Later that year, Jackson presented his case against the bank in a speech to Congress; to his chagrin, its members generally agreed that the bank was indeed constitutional. Still, controversy over the bank lingered for the next three years. In 1932, the divisiveness led to a split in Jackson's cabinet and, that same year, the obstinate president vetoed an attempt by Congress to draw up a new charter for the bank. All of this took place during Jackson's bid for re-election; the bank's future was the focal point of a bitter political campaign between the Democratic incumbent Jackson and his opponent Henry Clay. Jackson's promises to empower the "common man" of America appealed to the voters and paved the way for his victory. He felt he had received a mandate from the public to close the bank once and for all, despite Congress' objections. Biddle vowed to continue to fight the president, saying that "just because he has scalped Indians and imprisoned Judges [does not mean] he is to have his way with the bank."
On September 10, 1833, Jackson removed all federal funds from the Second Bank of the U.S., redistributing them to various state banks, which were popularly known as "pet banks." In addition, he announced that deposits to the bank would not be accepted after October 1. Finally, Jackson had succeeded in destroying the bank; its charter officially expired in 1836.

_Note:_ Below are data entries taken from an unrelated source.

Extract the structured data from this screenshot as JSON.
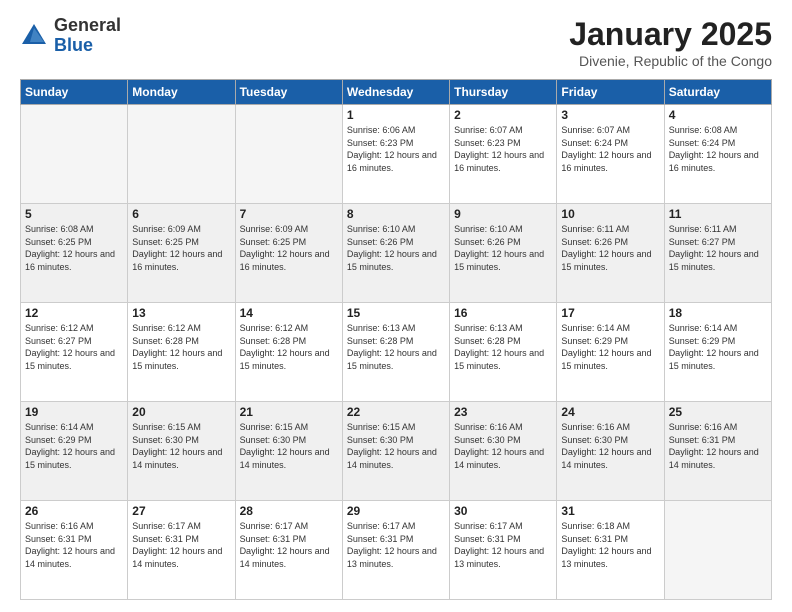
{
  "header": {
    "logo_general": "General",
    "logo_blue": "Blue",
    "month_title": "January 2025",
    "location": "Divenie, Republic of the Congo"
  },
  "weekdays": [
    "Sunday",
    "Monday",
    "Tuesday",
    "Wednesday",
    "Thursday",
    "Friday",
    "Saturday"
  ],
  "weeks": [
    [
      {
        "day": "",
        "info": ""
      },
      {
        "day": "",
        "info": ""
      },
      {
        "day": "",
        "info": ""
      },
      {
        "day": "1",
        "info": "Sunrise: 6:06 AM\nSunset: 6:23 PM\nDaylight: 12 hours and 16 minutes."
      },
      {
        "day": "2",
        "info": "Sunrise: 6:07 AM\nSunset: 6:23 PM\nDaylight: 12 hours and 16 minutes."
      },
      {
        "day": "3",
        "info": "Sunrise: 6:07 AM\nSunset: 6:24 PM\nDaylight: 12 hours and 16 minutes."
      },
      {
        "day": "4",
        "info": "Sunrise: 6:08 AM\nSunset: 6:24 PM\nDaylight: 12 hours and 16 minutes."
      }
    ],
    [
      {
        "day": "5",
        "info": "Sunrise: 6:08 AM\nSunset: 6:25 PM\nDaylight: 12 hours and 16 minutes."
      },
      {
        "day": "6",
        "info": "Sunrise: 6:09 AM\nSunset: 6:25 PM\nDaylight: 12 hours and 16 minutes."
      },
      {
        "day": "7",
        "info": "Sunrise: 6:09 AM\nSunset: 6:25 PM\nDaylight: 12 hours and 16 minutes."
      },
      {
        "day": "8",
        "info": "Sunrise: 6:10 AM\nSunset: 6:26 PM\nDaylight: 12 hours and 15 minutes."
      },
      {
        "day": "9",
        "info": "Sunrise: 6:10 AM\nSunset: 6:26 PM\nDaylight: 12 hours and 15 minutes."
      },
      {
        "day": "10",
        "info": "Sunrise: 6:11 AM\nSunset: 6:26 PM\nDaylight: 12 hours and 15 minutes."
      },
      {
        "day": "11",
        "info": "Sunrise: 6:11 AM\nSunset: 6:27 PM\nDaylight: 12 hours and 15 minutes."
      }
    ],
    [
      {
        "day": "12",
        "info": "Sunrise: 6:12 AM\nSunset: 6:27 PM\nDaylight: 12 hours and 15 minutes."
      },
      {
        "day": "13",
        "info": "Sunrise: 6:12 AM\nSunset: 6:28 PM\nDaylight: 12 hours and 15 minutes."
      },
      {
        "day": "14",
        "info": "Sunrise: 6:12 AM\nSunset: 6:28 PM\nDaylight: 12 hours and 15 minutes."
      },
      {
        "day": "15",
        "info": "Sunrise: 6:13 AM\nSunset: 6:28 PM\nDaylight: 12 hours and 15 minutes."
      },
      {
        "day": "16",
        "info": "Sunrise: 6:13 AM\nSunset: 6:28 PM\nDaylight: 12 hours and 15 minutes."
      },
      {
        "day": "17",
        "info": "Sunrise: 6:14 AM\nSunset: 6:29 PM\nDaylight: 12 hours and 15 minutes."
      },
      {
        "day": "18",
        "info": "Sunrise: 6:14 AM\nSunset: 6:29 PM\nDaylight: 12 hours and 15 minutes."
      }
    ],
    [
      {
        "day": "19",
        "info": "Sunrise: 6:14 AM\nSunset: 6:29 PM\nDaylight: 12 hours and 15 minutes."
      },
      {
        "day": "20",
        "info": "Sunrise: 6:15 AM\nSunset: 6:30 PM\nDaylight: 12 hours and 14 minutes."
      },
      {
        "day": "21",
        "info": "Sunrise: 6:15 AM\nSunset: 6:30 PM\nDaylight: 12 hours and 14 minutes."
      },
      {
        "day": "22",
        "info": "Sunrise: 6:15 AM\nSunset: 6:30 PM\nDaylight: 12 hours and 14 minutes."
      },
      {
        "day": "23",
        "info": "Sunrise: 6:16 AM\nSunset: 6:30 PM\nDaylight: 12 hours and 14 minutes."
      },
      {
        "day": "24",
        "info": "Sunrise: 6:16 AM\nSunset: 6:30 PM\nDaylight: 12 hours and 14 minutes."
      },
      {
        "day": "25",
        "info": "Sunrise: 6:16 AM\nSunset: 6:31 PM\nDaylight: 12 hours and 14 minutes."
      }
    ],
    [
      {
        "day": "26",
        "info": "Sunrise: 6:16 AM\nSunset: 6:31 PM\nDaylight: 12 hours and 14 minutes."
      },
      {
        "day": "27",
        "info": "Sunrise: 6:17 AM\nSunset: 6:31 PM\nDaylight: 12 hours and 14 minutes."
      },
      {
        "day": "28",
        "info": "Sunrise: 6:17 AM\nSunset: 6:31 PM\nDaylight: 12 hours and 14 minutes."
      },
      {
        "day": "29",
        "info": "Sunrise: 6:17 AM\nSunset: 6:31 PM\nDaylight: 12 hours and 13 minutes."
      },
      {
        "day": "30",
        "info": "Sunrise: 6:17 AM\nSunset: 6:31 PM\nDaylight: 12 hours and 13 minutes."
      },
      {
        "day": "31",
        "info": "Sunrise: 6:18 AM\nSunset: 6:31 PM\nDaylight: 12 hours and 13 minutes."
      },
      {
        "day": "",
        "info": ""
      }
    ]
  ]
}
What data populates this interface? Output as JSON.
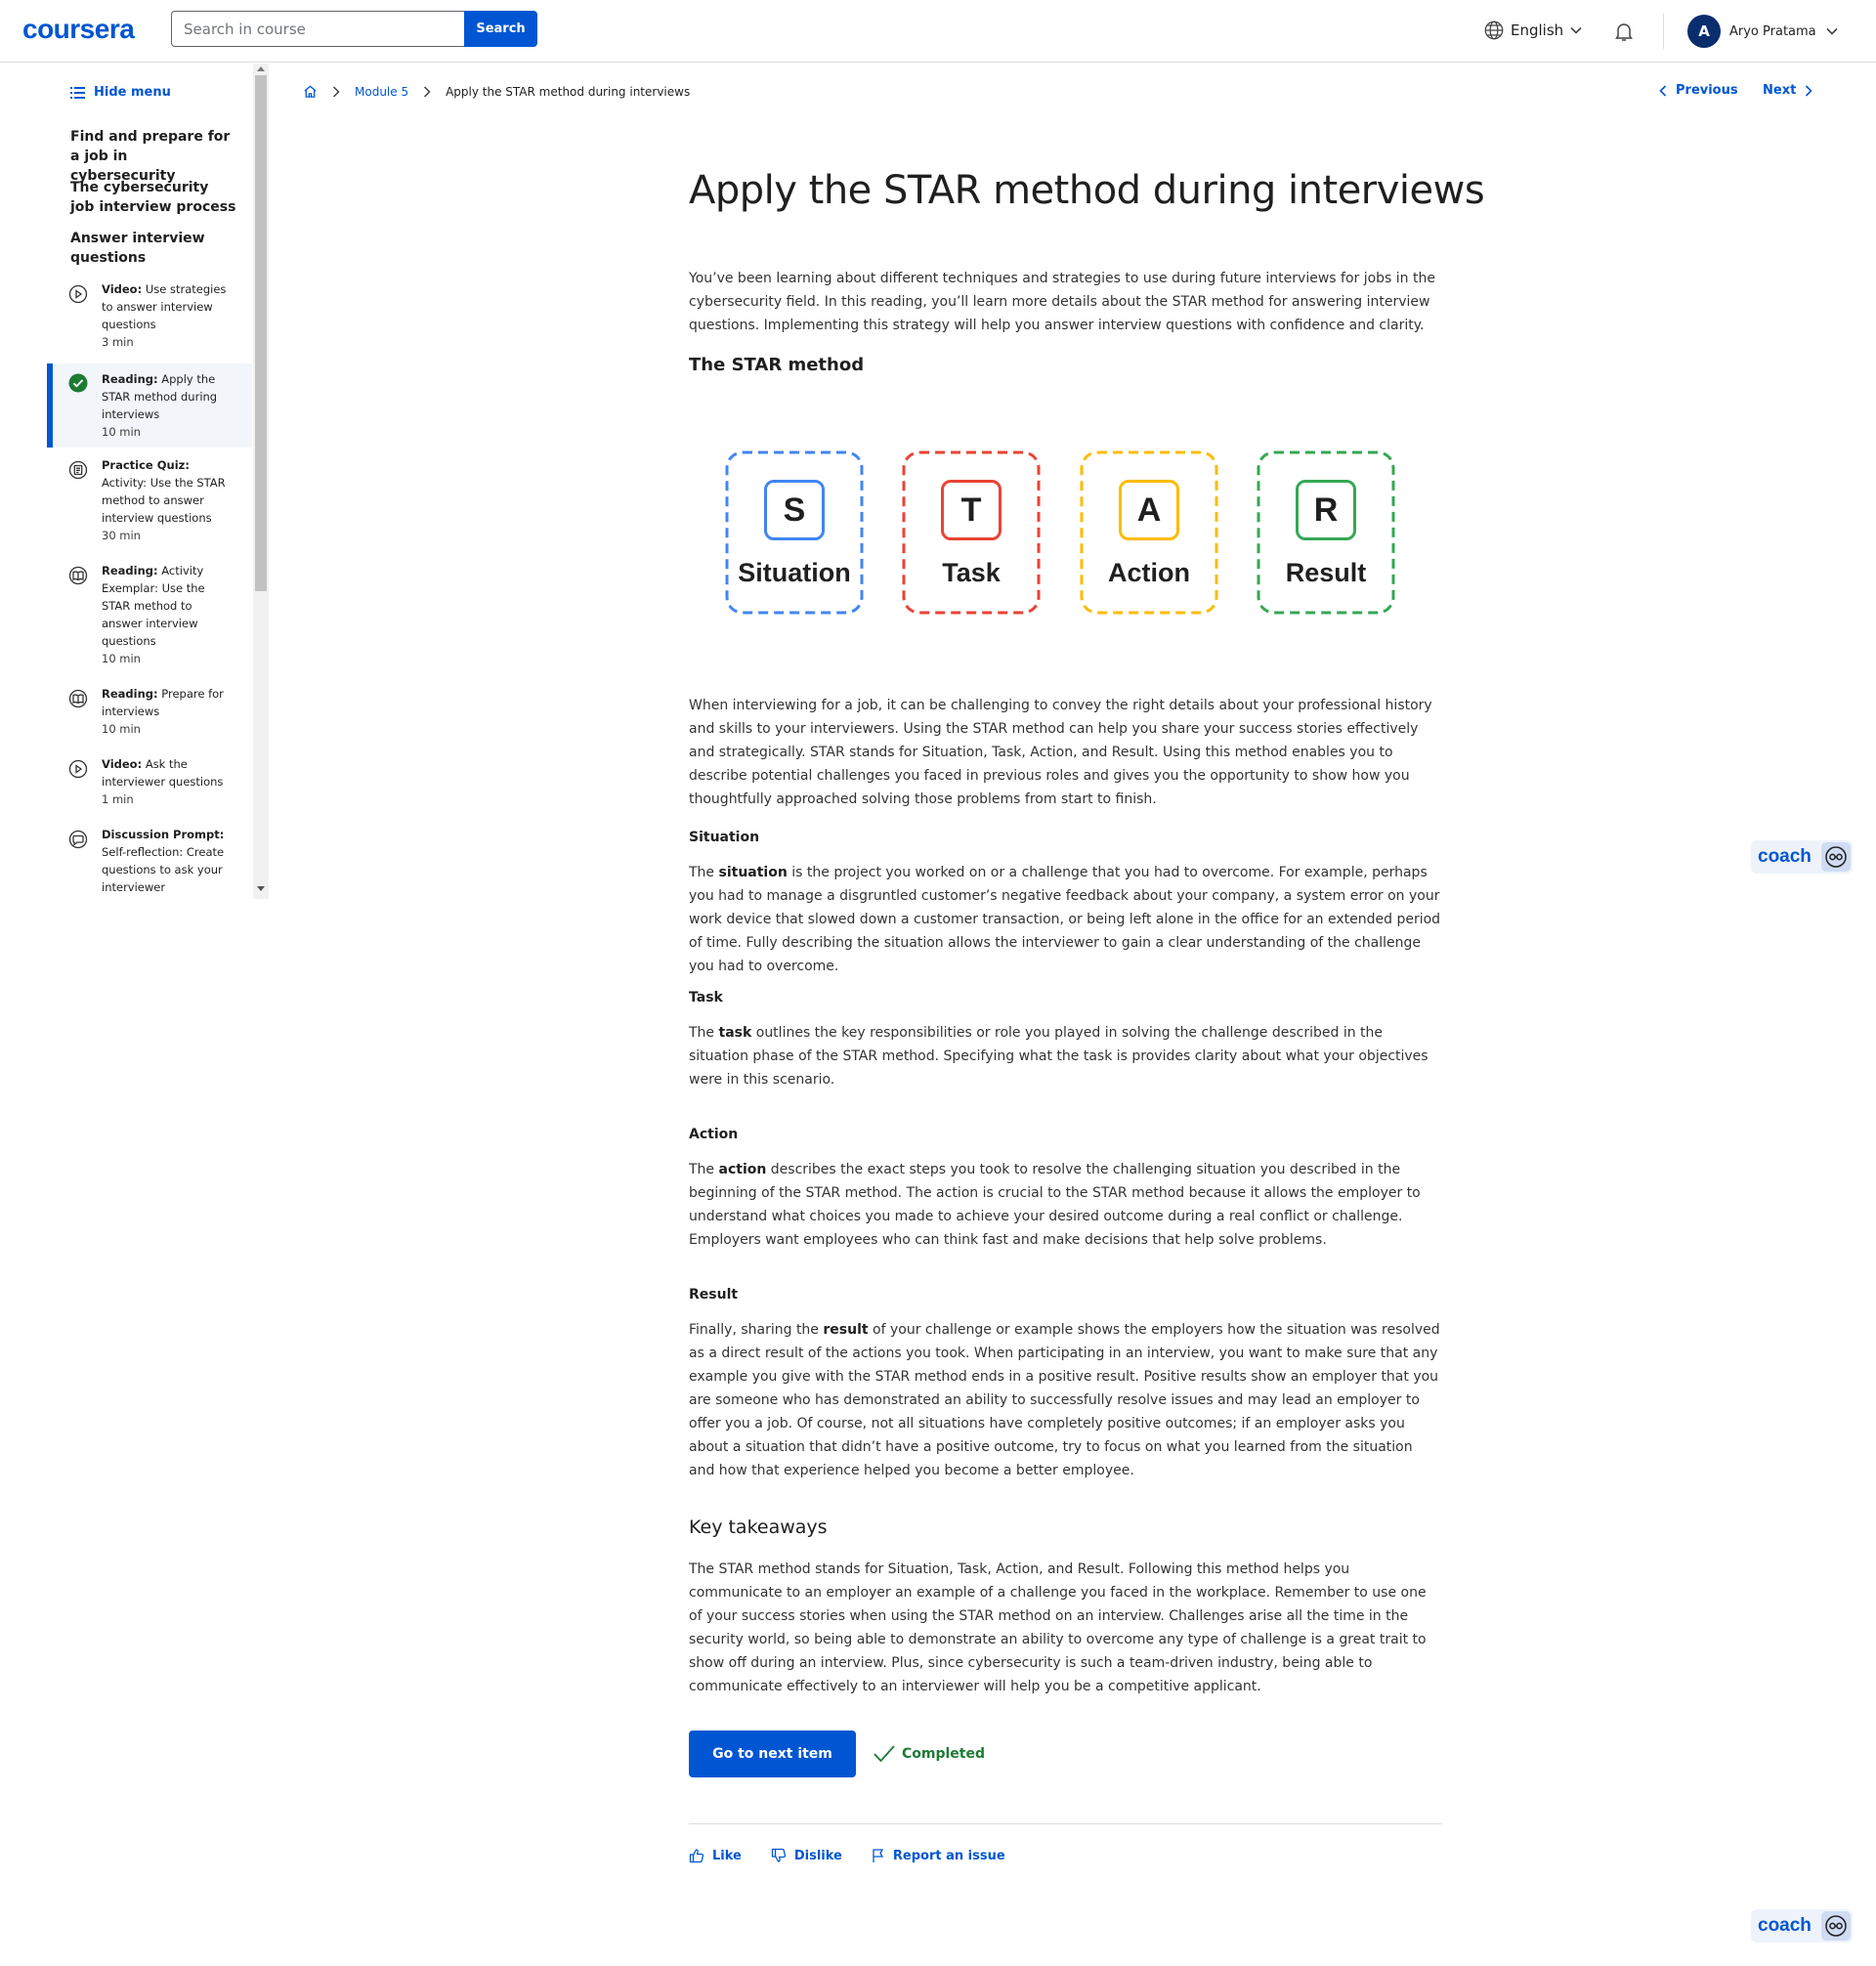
{
  "header": {
    "logo": "coursera",
    "search_placeholder": "Search in course",
    "search_button": "Search",
    "language": "English",
    "user_initial": "A",
    "user_name": "Aryo Pratama"
  },
  "sidebar": {
    "hide_menu": "Hide menu",
    "sections": [
      "Find and prepare for a job in cybersecurity",
      "The cybersecurity job interview process",
      "Answer interview questions"
    ],
    "items": [
      {
        "type": "Video:",
        "title": "Use strategies to answer interview questions",
        "duration": "3 min",
        "icon": "play-icon"
      },
      {
        "type": "Reading:",
        "title": "Apply the STAR method during interviews",
        "duration": "10 min",
        "icon": "completed-check-icon"
      },
      {
        "type": "Practice Quiz:",
        "title": "Activity: Use the STAR method to answer interview questions",
        "duration": "30 min",
        "icon": "quiz-icon"
      },
      {
        "type": "Reading:",
        "title": "Activity Exemplar: Use the STAR method to answer interview questions",
        "duration": "10 min",
        "icon": "reading-icon"
      },
      {
        "type": "Reading:",
        "title": "Prepare for interviews",
        "duration": "10 min",
        "icon": "reading-icon"
      },
      {
        "type": "Video:",
        "title": "Ask the interviewer questions",
        "duration": "1 min",
        "icon": "play-icon"
      },
      {
        "type": "Discussion Prompt:",
        "title": "Self-reflection: Create questions to ask your interviewer",
        "duration": "",
        "icon": "discussion-icon"
      }
    ]
  },
  "breadcrumb": {
    "module": "Module 5",
    "current": "Apply the STAR method during interviews"
  },
  "nav": {
    "previous": "Previous",
    "next": "Next"
  },
  "content": {
    "title": "Apply the STAR method during interviews",
    "intro": "You’ve been learning about different techniques and strategies to use during future interviews for jobs in the cybersecurity field. In this reading, you’ll learn more details about the STAR method for answering interview questions. Implementing this strategy will help you answer interview questions with confidence and clarity.",
    "star_heading": "The STAR method",
    "star_cards": [
      {
        "letter": "S",
        "word": "Situation",
        "color": "#4285f4"
      },
      {
        "letter": "T",
        "word": "Task",
        "color": "#ea4335"
      },
      {
        "letter": "A",
        "word": "Action",
        "color": "#fbbc04"
      },
      {
        "letter": "R",
        "word": "Result",
        "color": "#34a853"
      }
    ],
    "overview": "When interviewing for a job, it can be challenging to convey the right details about your professional history and skills to your interviewers. Using the STAR method can help you share your success stories effectively and strategically. STAR stands for Situation, Task, Action, and Result. Using this method enables you to describe potential challenges you faced in previous roles and gives you the opportunity to show how you thoughtfully approached solving those problems from start to finish.",
    "situation_heading": "Situation",
    "situation_pre": "The ",
    "situation_bold": "situation",
    "situation_post": " is the project you worked on or a challenge that you had to overcome. For example, perhaps you had to manage a disgruntled customer’s negative feedback about your company,  a system error on your work device that slowed down a customer transaction, or being left alone in the office for an extended period of time. Fully describing the situation allows the interviewer to gain a clear understanding of the challenge you had to overcome.",
    "task_heading": "Task",
    "task_pre": "The ",
    "task_bold": "task",
    "task_post": " outlines the key responsibilities or role you played in solving the challenge described in the situation phase of the STAR method. Specifying what the task is provides clarity about what your objectives were in this scenario.",
    "action_heading": "Action",
    "action_pre": "The ",
    "action_bold": "action",
    "action_post": " describes the exact steps you took to resolve the challenging situation you described in the beginning of the STAR method. The action is crucial to the STAR method because it allows the employer to understand what choices you made to achieve your desired outcome during a real conflict or challenge. Employers want employees who can think fast and make decisions that help solve problems.",
    "result_heading": "Result",
    "result_pre": "Finally, sharing the ",
    "result_bold": "result",
    "result_post": " of your challenge or example shows the employers how the situation was resolved as a direct result of the actions you took. When participating in an interview, you want to make sure that any example you give with the STAR method ends in a positive result. Positive results show an employer that you are someone who has demonstrated an ability to successfully resolve issues and may lead an employer to offer you a job. Of course, not all situations have completely positive outcomes; if an employer asks you about a situation that didn’t have a positive outcome, try to focus on what you learned from the situation and how that experience helped you become a better employee.",
    "takeaways_heading": "Key takeaways",
    "takeaways": "The STAR method stands for Situation, Task, Action, and Result. Following this method helps you communicate to an employer an example of a challenge you faced in the workplace. Remember to use one of your success stories when using the STAR method on an interview. Challenges arise all the time in the security world, so being able to demonstrate an ability to overcome any type of challenge is a great trait to show off during an interview. Plus, since cybersecurity is such a team-driven industry, being able to communicate effectively to an interviewer will help you be a competitive applicant."
  },
  "actions": {
    "next_item": "Go to next item",
    "completed": "Completed",
    "like": "Like",
    "dislike": "Dislike",
    "report": "Report an issue"
  },
  "coach": {
    "label": "coach"
  }
}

Jackson did not emerge unscathed from the scandal. In 1834, Congress censured Jackson for what they viewed as his abuse of presidential power during the Bank War.”
First drunk driving arrest, Sep 10, 1897:
“On this day in 1897, a 25-year-old London taxi driver named George Smith becomes the first person ever arrested for drunk driving after slamming his cab into a building. Smith later pled guilty and was fined 25 shillings.
Despite the stiff penalties and public awareness campaigns, drunk driving remains a serious problem in the United States. In 2005, 16,885 people died in alcohol-related crashes and almost 1.4 million people were arrested for driving under the influence of alcohol or drugs”
“In 2011, 9,878 people died in drunk driving crashes - one every 53 minutes
An average drunk driver has driven drunk 80 times before first arrest.
About one-third of all drivers arrested or convicted of driving while intoxicated or driving under the influence of alcohol are repeat offenders.
Adults drank too much and got behind the wheel about 112 million times in 2010 - that is almost 300,000 incidents of drinking and driving each day.
Drunk driving costs each adult in this country almost $500 per year.
Every day in America, another 27 people die as a result of drunk driving crashes.
50 to 75 percent of convicted drunk drivers continue to drive on a suspended license.
In 2011, 226 children were killed in drunk driving crashes. Out of those 226 deaths, 122 were riding with the drunk driver.”
This time, Misty wanted to go for her walk when I picked up Jay.
We put up more panels on the porch roof over my front door. One more section to go. This is the long part of the angle of the porch, so it takes two panels to do each section now. We have to make sure that they overlap over the 1x4 stripping and keep the seams over the rafters, so that they don’t show. This means cutting some panels.
The metal carport people are supposed to be here to install it today.